The most common operation done worldwide is the cesarean or C-section. Cesarean delivery is lifesaving for obstructed labor and other obstetrical emergencies; however, as with any surgical procedure, there are risks of complications and overuse can be harmful to both mothers and newborns. There were about 22.9 million cesarean deliveries worldwide in 2012. Based on older analyses from the mid-1980s, the World Health Organization (WHO) recommends that cesarean delivery rates should not exceed 10 to 15 per 100 live births.

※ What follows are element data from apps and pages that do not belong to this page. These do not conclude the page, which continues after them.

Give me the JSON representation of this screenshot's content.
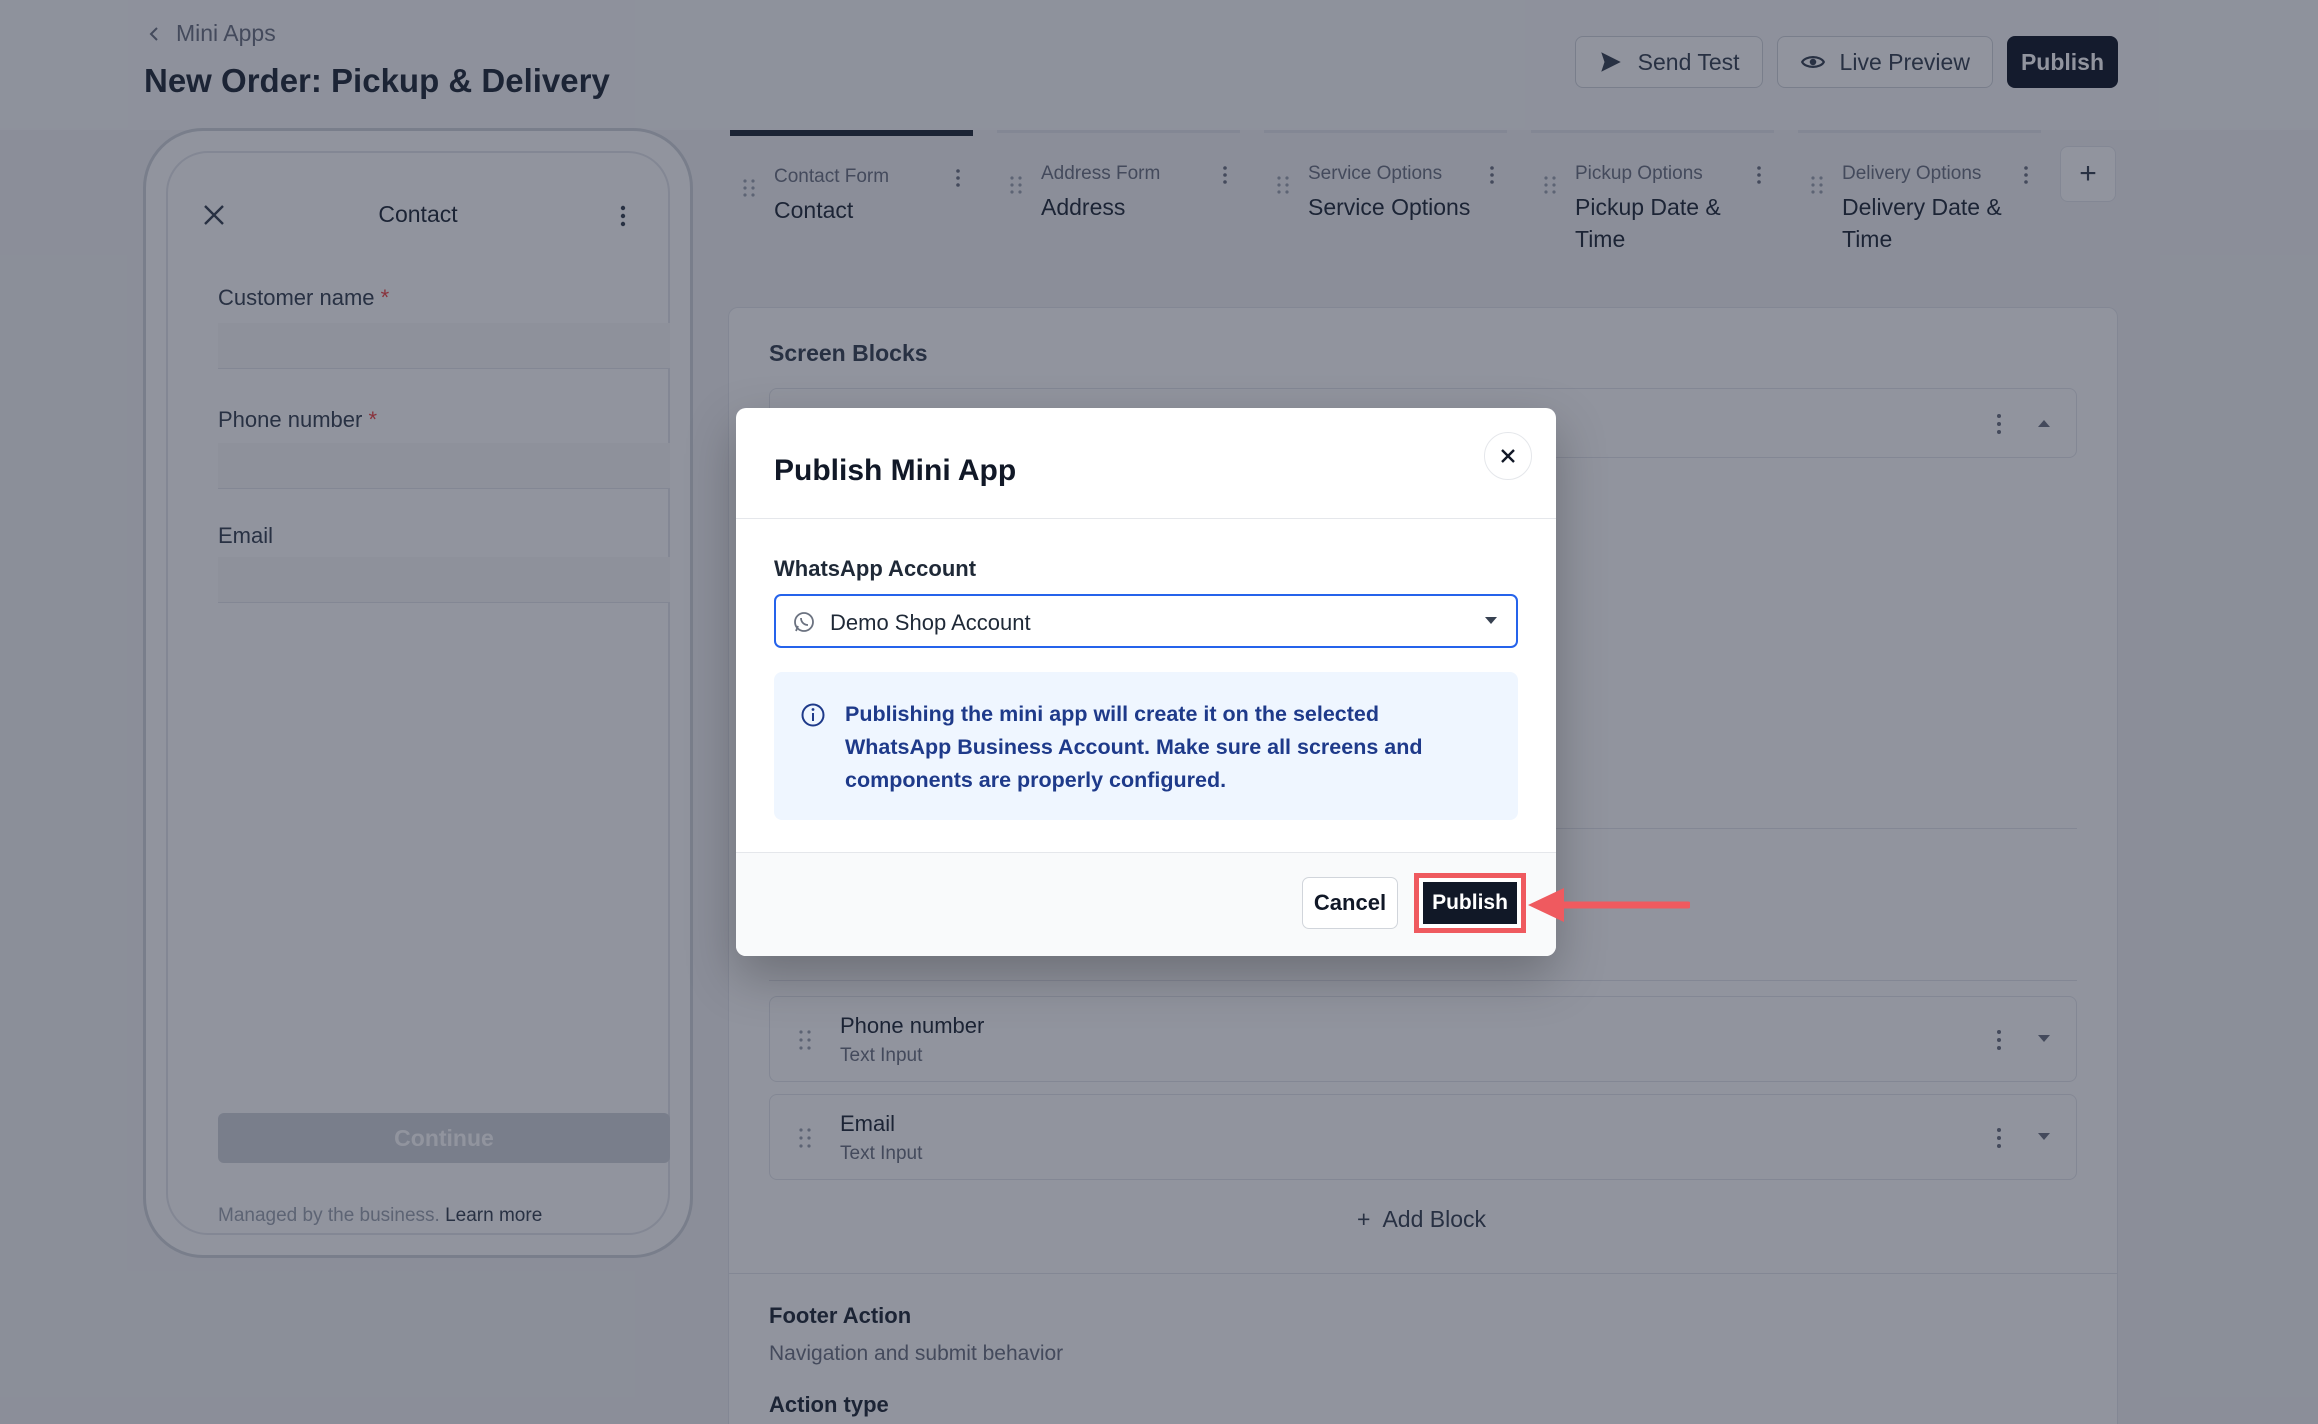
{
  "nav": {
    "back_label": "Mini Apps"
  },
  "page": {
    "title": "New Order: Pickup & Delivery"
  },
  "toolbar": {
    "send_test": "Send Test",
    "live_preview": "Live Preview",
    "publish": "Publish"
  },
  "phone": {
    "header_title": "Contact",
    "fields": [
      {
        "label": "Customer name",
        "required": "*"
      },
      {
        "label": "Phone number",
        "required": "*"
      },
      {
        "label": "Email",
        "required": ""
      }
    ],
    "continue_label": "Continue",
    "managed_text": "Managed by the business.",
    "learn_more": "Learn more"
  },
  "tabs": [
    {
      "kicker": "Contact Form",
      "name": "Contact"
    },
    {
      "kicker": "Address Form",
      "name": "Address"
    },
    {
      "kicker": "Service Options",
      "name": "Service Options"
    },
    {
      "kicker": "Pickup Options",
      "name": "Pickup Date & Time"
    },
    {
      "kicker": "Delivery Options",
      "name": "Delivery Date & Time"
    }
  ],
  "tab_add": "+",
  "editor": {
    "section_title": "Screen Blocks",
    "blocks": [
      {
        "title": "Phone number",
        "subtitle": "Text Input"
      },
      {
        "title": "Email",
        "subtitle": "Text Input"
      }
    ],
    "add_block": "Add Block",
    "footer_title": "Footer Action",
    "footer_subtitle": "Navigation and submit behavior",
    "action_type": "Action type"
  },
  "modal": {
    "title": "Publish Mini App",
    "account_label": "WhatsApp Account",
    "account_value": "Demo Shop Account",
    "info_text": "Publishing the mini app will create it on the selected WhatsApp Business Account. Make sure all screens and components are properly configured.",
    "cancel_label": "Cancel",
    "publish_label": "Publish"
  },
  "colors": {
    "accent": "#2563eb",
    "dark": "#111827",
    "annotation": "#ef5a5f",
    "info_bg": "#eff6ff"
  }
}
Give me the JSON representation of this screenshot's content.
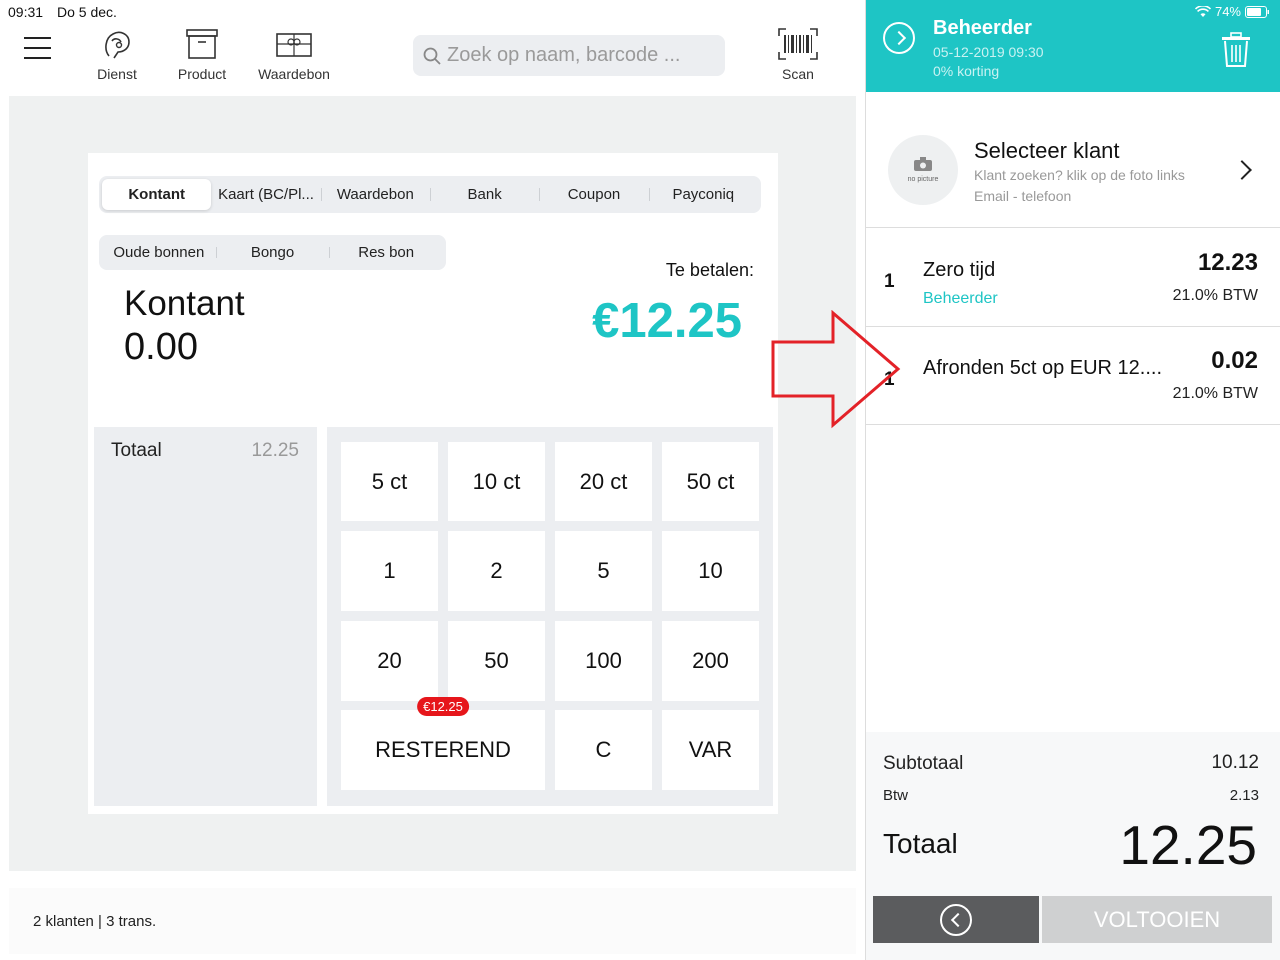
{
  "status": {
    "time": "09:31",
    "date": "Do 5 dec.",
    "battery": "74%"
  },
  "toolbar": {
    "tools": [
      {
        "label": "Dienst",
        "icon": "service-icon"
      },
      {
        "label": "Product",
        "icon": "product-box-icon"
      },
      {
        "label": "Waardebon",
        "icon": "voucher-icon"
      }
    ],
    "search_placeholder": "Zoek op naam, barcode ...",
    "scan_label": "Scan"
  },
  "payment": {
    "methods": [
      "Kontant",
      "Kaart (BC/Pl...",
      "Waardebon",
      "Bank",
      "Coupon",
      "Payconiq"
    ],
    "active_method": "Kontant",
    "extra_methods": [
      "Oude bonnen",
      "Bongo",
      "Res bon"
    ],
    "current_label": "Kontant",
    "current_amount": "0.00",
    "to_pay_label": "Te betalen:",
    "to_pay_amount": "€12.25",
    "total_label": "Totaal",
    "total_value": "12.25"
  },
  "keypad": {
    "row1": [
      "5 ct",
      "10 ct",
      "20 ct",
      "50 ct"
    ],
    "row2": [
      "1",
      "2",
      "5",
      "10"
    ],
    "row3": [
      "20",
      "50",
      "100",
      "200"
    ],
    "remaining_label": "RESTEREND",
    "remaining_badge": "€12.25",
    "clear_label": "C",
    "var_label": "VAR"
  },
  "footer": {
    "info": "2 klanten | 3 trans."
  },
  "cart": {
    "user": "Beheerder",
    "datetime": "05-12-2019 09:30",
    "discount": "0% korting",
    "customer": {
      "title": "Selecteer klant",
      "hint": "Klant zoeken? klik op de foto links",
      "contact": "Email - telefoon",
      "no_picture": "no picture"
    },
    "lines": [
      {
        "qty": "1",
        "name": "Zero tijd",
        "sub": "Beheerder",
        "price": "12.23",
        "vat": "21.0% BTW"
      },
      {
        "qty": "1",
        "name": "Afronden 5ct op EUR 12....",
        "sub": "",
        "price": "0.02",
        "vat": "21.0% BTW"
      }
    ],
    "subtotal_label": "Subtotaal",
    "subtotal_value": "10.12",
    "vat_label": "Btw",
    "vat_value": "2.13",
    "total_label": "Totaal",
    "total_value": "12.25",
    "complete_label": "VOLTOOIEN"
  },
  "colors": {
    "accent": "#1ec5c5",
    "badge": "#e6161b",
    "arrow": "#e32228"
  }
}
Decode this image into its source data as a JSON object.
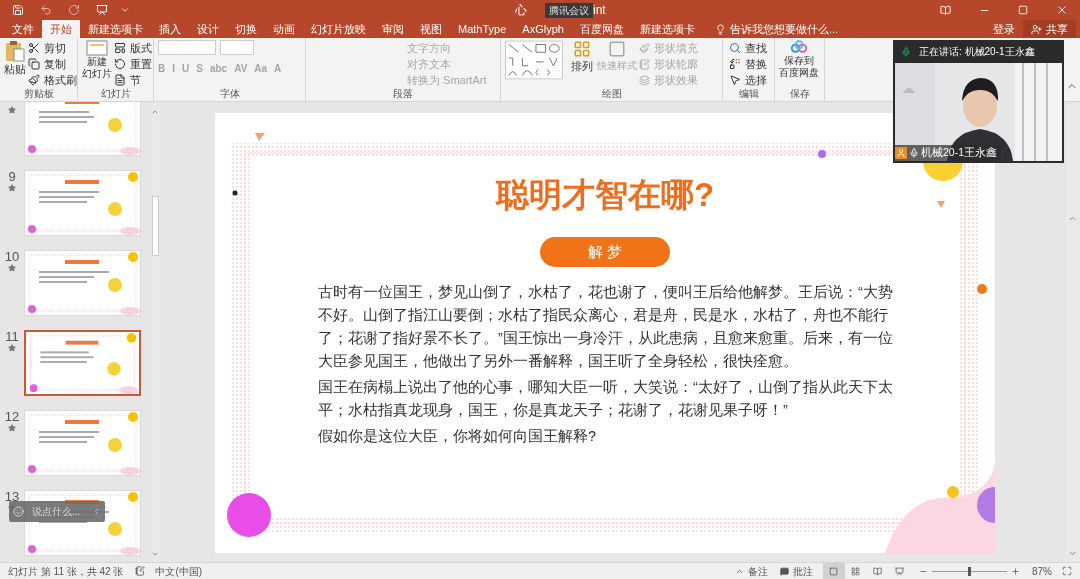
{
  "title_bar": {
    "title_start": "心",
    "overlay_label": "腾讯会议",
    "title_end": "int"
  },
  "tabs": [
    {
      "label": "文件",
      "selected": false
    },
    {
      "label": "开始",
      "selected": true
    },
    {
      "label": "新建选项卡",
      "selected": false
    },
    {
      "label": "插入",
      "selected": false
    },
    {
      "label": "设计",
      "selected": false
    },
    {
      "label": "切换",
      "selected": false
    },
    {
      "label": "动画",
      "selected": false
    },
    {
      "label": "幻灯片放映",
      "selected": false
    },
    {
      "label": "审阅",
      "selected": false
    },
    {
      "label": "视图",
      "selected": false
    },
    {
      "label": "MathType",
      "selected": false
    },
    {
      "label": "AxGlyph",
      "selected": false
    },
    {
      "label": "百度网盘",
      "selected": false
    },
    {
      "label": "新建选项卡",
      "selected": false
    }
  ],
  "tell_me": "告诉我您想要做什么...",
  "account": {
    "sign_in": "登录",
    "share": "共享"
  },
  "ribbon": {
    "clipboard": {
      "name": "剪贴板",
      "paste": "粘贴",
      "items": [
        {
          "label": "剪切",
          "disabled": false
        },
        {
          "label": "复制",
          "disabled": false
        },
        {
          "label": "格式刷",
          "disabled": false
        }
      ]
    },
    "slides": {
      "name": "幻灯片",
      "new_slide": [
        "新建",
        "幻灯片"
      ],
      "items": [
        {
          "label": "版式",
          "disabled": false
        },
        {
          "label": "重置",
          "disabled": false
        },
        {
          "label": "节",
          "disabled": false
        }
      ]
    },
    "font": {
      "name": "字体",
      "buttons": [
        {
          "label": "B",
          "disabled": true
        },
        {
          "label": "I",
          "disabled": true
        },
        {
          "label": "U",
          "disabled": true
        },
        {
          "label": "S",
          "disabled": true
        },
        {
          "label": "abc",
          "disabled": true
        },
        {
          "label": "AV",
          "disabled": true
        },
        {
          "label": "Aa",
          "disabled": true
        },
        {
          "label": "A",
          "disabled": true
        }
      ]
    },
    "paragraph": {
      "name": "段落",
      "items": [
        {
          "label": "文字方向",
          "disabled": true
        },
        {
          "label": "对齐文本",
          "disabled": true
        },
        {
          "label": "转换为 SmartArt",
          "disabled": true
        }
      ]
    },
    "drawing": {
      "name": "绘图",
      "arrange": "排列",
      "quick_styles": {
        "label": "快速样式",
        "disabled": true
      },
      "items": [
        {
          "label": "形状填充",
          "disabled": true
        },
        {
          "label": "形状轮廓",
          "disabled": true
        },
        {
          "label": "形状效果",
          "disabled": true
        }
      ]
    },
    "editing": {
      "name": "编辑",
      "items": [
        {
          "label": "查找",
          "disabled": false
        },
        {
          "label": "替换",
          "disabled": false
        },
        {
          "label": "选择",
          "disabled": false
        }
      ]
    },
    "save": {
      "name": "保存",
      "button": [
        "保存到",
        "百度网盘"
      ]
    }
  },
  "thumbnails": [
    {
      "selected": false
    },
    {
      "number": "9",
      "selected": false
    },
    {
      "number": "10",
      "selected": false
    },
    {
      "number": "11",
      "selected": true
    },
    {
      "number": "12",
      "selected": false
    },
    {
      "number": "13",
      "selected": false
    }
  ],
  "chat_bar": {
    "placeholder": "说点什么..."
  },
  "slide": {
    "title": "聪明才智在哪?",
    "pill": "解 梦",
    "paragraphs": [
      "古时有一位国王，梦见山倒了，水枯了，花也谢了，便叫王后给他解梦。王后说：“大势不好。山倒了指江山要倒；水枯了指民众离心，君是舟，民是水，水枯了，舟也不能行了；花谢了指好景不长了。”国王惊出一身冷汗，从此患病，且愈来愈重。后来，有一位大臣参见国王，他做出了另外一番解释，国王听了全身轻松，很快痊愈。",
      "国王在病榻上说出了他的心事，哪知大臣一听，大笑说：“太好了，山倒了指从此天下太平；水枯指真龙现身，国王，你是真龙天子；花谢了，花谢见果子呀！”",
      "假如你是这位大臣，你将如何向国王解释?"
    ]
  },
  "video": {
    "speaking": "正在讲话: 机械20-1王永鑫",
    "name": "机械20-1王永鑫"
  },
  "status_bar": {
    "slide_info": "幻灯片 第 11 张，共 42 张",
    "language": "中文(中国)",
    "notes": "备注",
    "comments": "批注",
    "views": [
      {
        "selected": true
      },
      {
        "selected": false
      },
      {
        "selected": false
      },
      {
        "selected": false
      }
    ],
    "zoom": {
      "level": 0.5,
      "reading": "87%"
    }
  }
}
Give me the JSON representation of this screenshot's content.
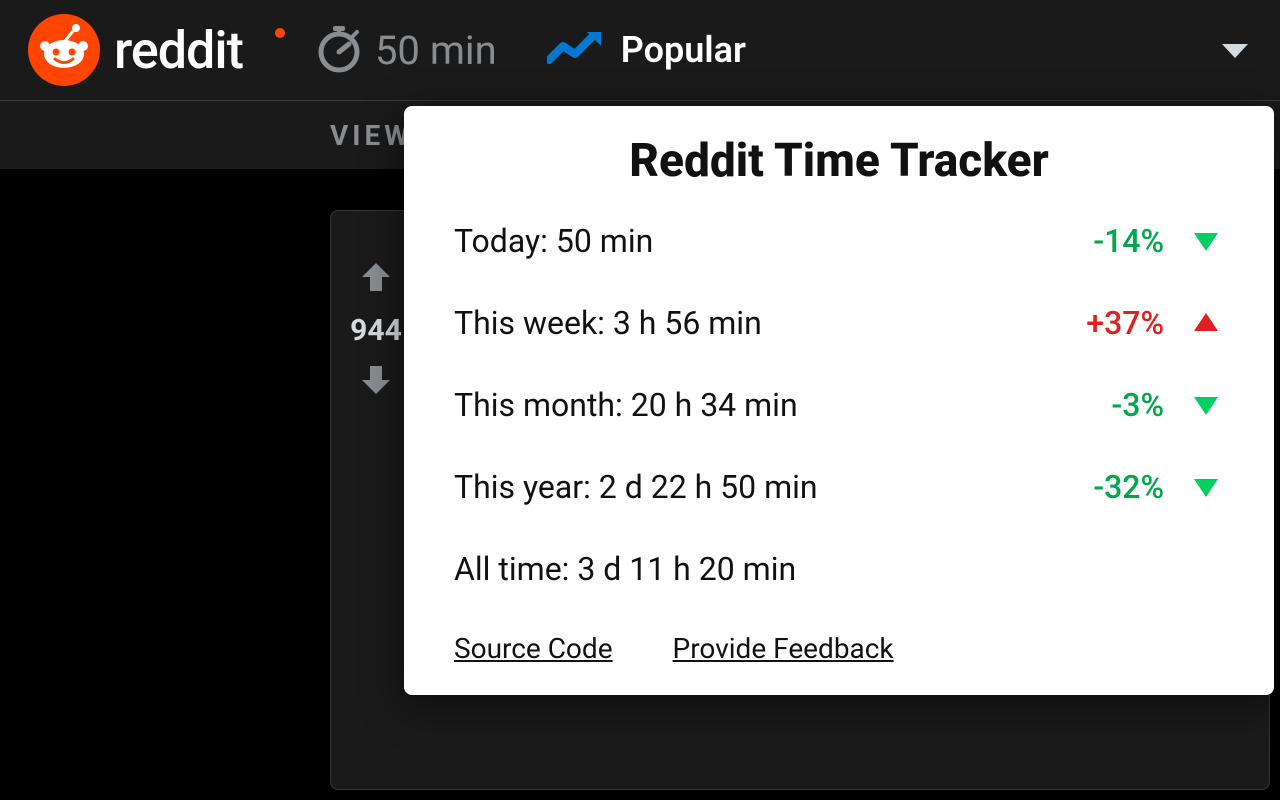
{
  "header": {
    "brand": "reddit",
    "timer_label": "50 min",
    "nav_label": "Popular"
  },
  "subbar": {
    "label": "VIEW"
  },
  "post": {
    "score": "944"
  },
  "popup": {
    "title": "Reddit Time Tracker",
    "rows": [
      {
        "label": "Today: 50 min",
        "pct": "-14%",
        "dir": "down",
        "color": "green"
      },
      {
        "label": "This week: 3 h 56 min",
        "pct": "+37%",
        "dir": "up",
        "color": "red"
      },
      {
        "label": "This month: 20 h 34 min",
        "pct": "-3%",
        "dir": "down",
        "color": "green"
      },
      {
        "label": "This year: 2 d 22 h 50 min",
        "pct": "-32%",
        "dir": "down",
        "color": "green"
      },
      {
        "label": "All time: 3 d 11 h 20 min",
        "pct": "",
        "dir": "",
        "color": ""
      }
    ],
    "link_source": "Source Code",
    "link_feedback": "Provide Feedback"
  }
}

In a study in the December 1 issue of JAMA, Harvard researchers examine the relationship between cesarean delivery rates and maternal and infant death, and other adverse outcomes in children following planned cesarean delivery. The results indicate that the optimal cesarean delivery rate in relation to maternal and neonatal mortality is approximately 19 per 100 live births. Higher cesarean delivery rates were not associated with better outcomes in mothers and children.